How to ask for a full thyroid panel

If you are experiencing any of the aforementioned symptoms, or have a family history of thyroid problems, Dr. Larian recommends speaking to your medical provider about a full thyroid panel: “They should list the symptoms they are having and ask their doctor, based on the symptoms, if the physician feels they could have thyroid hormone abnormalities.” 

In addition, even if the patient isn’t experiencing symptoms, Dr. Larian recommends that people have their thyroid levels tested during their yearly physical exam starting at age 30. Considering how common thyroid conditions are, it’s not a bad idea to speak to your provider about annual checks. 

But don’t wait until your physical to ask your doctor about a full thyroid panel if you’re experiencing symptoms. Make sure you get your thyroid levels checked right away.

doctor giving patient results of a full thyroid panel

What happens after a full thyroid panel?

Dr. Larian says it usually takes about three days to get your results. “If there is an abnormality in the hormone levels,” he says, “then the person will need further blood tests to see what is causing the hormonal abnormality.” Next steps typically include a thyroid ultrasound, and a referral to an endocrinologist, an ear, nose, and throat specialist, or a surgeon who specializes in thyroid procedures. 

The good news is, that most thyroid conditions, while lifelong, are manageable when they’re caught early and supported under a doctor’s care. Hypothyroidism, for example, is treated with daily medication that replaces the body’s thyroid hormone. Hyperthyroidism can also be treated with medication, as well as with radioactive iodine therapy or surgery to remove some or all of the thyroid.

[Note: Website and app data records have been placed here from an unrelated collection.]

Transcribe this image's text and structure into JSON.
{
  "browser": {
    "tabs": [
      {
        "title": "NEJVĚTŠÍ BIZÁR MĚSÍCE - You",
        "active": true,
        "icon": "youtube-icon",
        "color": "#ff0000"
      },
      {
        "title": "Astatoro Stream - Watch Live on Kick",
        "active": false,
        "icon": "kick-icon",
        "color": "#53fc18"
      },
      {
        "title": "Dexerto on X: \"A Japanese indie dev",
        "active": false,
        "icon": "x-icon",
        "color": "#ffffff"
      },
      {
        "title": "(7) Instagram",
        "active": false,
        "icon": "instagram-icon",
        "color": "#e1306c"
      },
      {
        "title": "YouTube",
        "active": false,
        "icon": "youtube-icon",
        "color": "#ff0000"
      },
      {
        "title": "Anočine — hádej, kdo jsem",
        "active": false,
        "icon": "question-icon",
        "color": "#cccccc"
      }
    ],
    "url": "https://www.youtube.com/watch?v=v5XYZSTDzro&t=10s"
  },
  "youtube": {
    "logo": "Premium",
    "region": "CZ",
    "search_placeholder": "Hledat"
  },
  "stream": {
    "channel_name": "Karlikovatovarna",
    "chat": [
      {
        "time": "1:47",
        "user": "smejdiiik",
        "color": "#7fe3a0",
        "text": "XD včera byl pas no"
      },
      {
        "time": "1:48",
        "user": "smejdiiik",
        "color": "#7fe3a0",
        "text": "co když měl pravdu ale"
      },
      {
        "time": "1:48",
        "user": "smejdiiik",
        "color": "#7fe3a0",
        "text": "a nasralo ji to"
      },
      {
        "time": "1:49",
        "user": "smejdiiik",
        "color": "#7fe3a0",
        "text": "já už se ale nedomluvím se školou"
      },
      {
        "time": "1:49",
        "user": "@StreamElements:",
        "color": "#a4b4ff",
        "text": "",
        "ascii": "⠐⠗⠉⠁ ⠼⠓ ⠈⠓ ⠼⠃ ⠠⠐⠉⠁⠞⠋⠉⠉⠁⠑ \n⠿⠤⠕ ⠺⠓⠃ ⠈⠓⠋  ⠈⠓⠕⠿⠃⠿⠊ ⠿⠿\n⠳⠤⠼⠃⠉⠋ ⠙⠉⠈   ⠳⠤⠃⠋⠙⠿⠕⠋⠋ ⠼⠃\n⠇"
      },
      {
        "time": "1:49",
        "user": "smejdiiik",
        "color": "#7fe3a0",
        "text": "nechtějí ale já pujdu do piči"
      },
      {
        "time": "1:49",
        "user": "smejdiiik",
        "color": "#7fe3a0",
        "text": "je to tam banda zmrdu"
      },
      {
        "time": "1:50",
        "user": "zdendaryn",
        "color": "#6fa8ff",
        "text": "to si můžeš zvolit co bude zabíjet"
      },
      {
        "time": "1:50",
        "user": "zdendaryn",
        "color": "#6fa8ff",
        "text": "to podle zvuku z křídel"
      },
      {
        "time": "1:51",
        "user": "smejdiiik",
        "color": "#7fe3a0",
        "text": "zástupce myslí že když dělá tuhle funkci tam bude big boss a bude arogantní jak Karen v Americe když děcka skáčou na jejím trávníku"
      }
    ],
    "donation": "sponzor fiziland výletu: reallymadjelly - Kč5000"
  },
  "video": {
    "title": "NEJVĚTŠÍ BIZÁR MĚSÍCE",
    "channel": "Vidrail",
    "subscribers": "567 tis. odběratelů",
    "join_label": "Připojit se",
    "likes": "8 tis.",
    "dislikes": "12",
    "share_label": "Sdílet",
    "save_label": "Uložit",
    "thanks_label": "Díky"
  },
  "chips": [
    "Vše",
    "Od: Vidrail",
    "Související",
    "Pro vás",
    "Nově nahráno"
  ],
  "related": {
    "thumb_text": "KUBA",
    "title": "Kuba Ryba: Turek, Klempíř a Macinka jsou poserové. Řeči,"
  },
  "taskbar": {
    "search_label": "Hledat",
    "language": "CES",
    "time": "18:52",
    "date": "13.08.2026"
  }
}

Sarene Leeds holds an M.S. in Professional Writing from NYU, and is a seasoned journalist, having written and reported on subjects ranging from TV and pop culture to health, wellness, and parenting over the course of her career. Her work has appeared in Rolling Stone, The Wall Street Journal, Vulture, SheKnows, and numerous other outlets. A staunch mental health advocate, Sarene also hosts the podcast “Emotional Abuse Is Real.” Visit her website here, or follow her on Instagram or Twitter.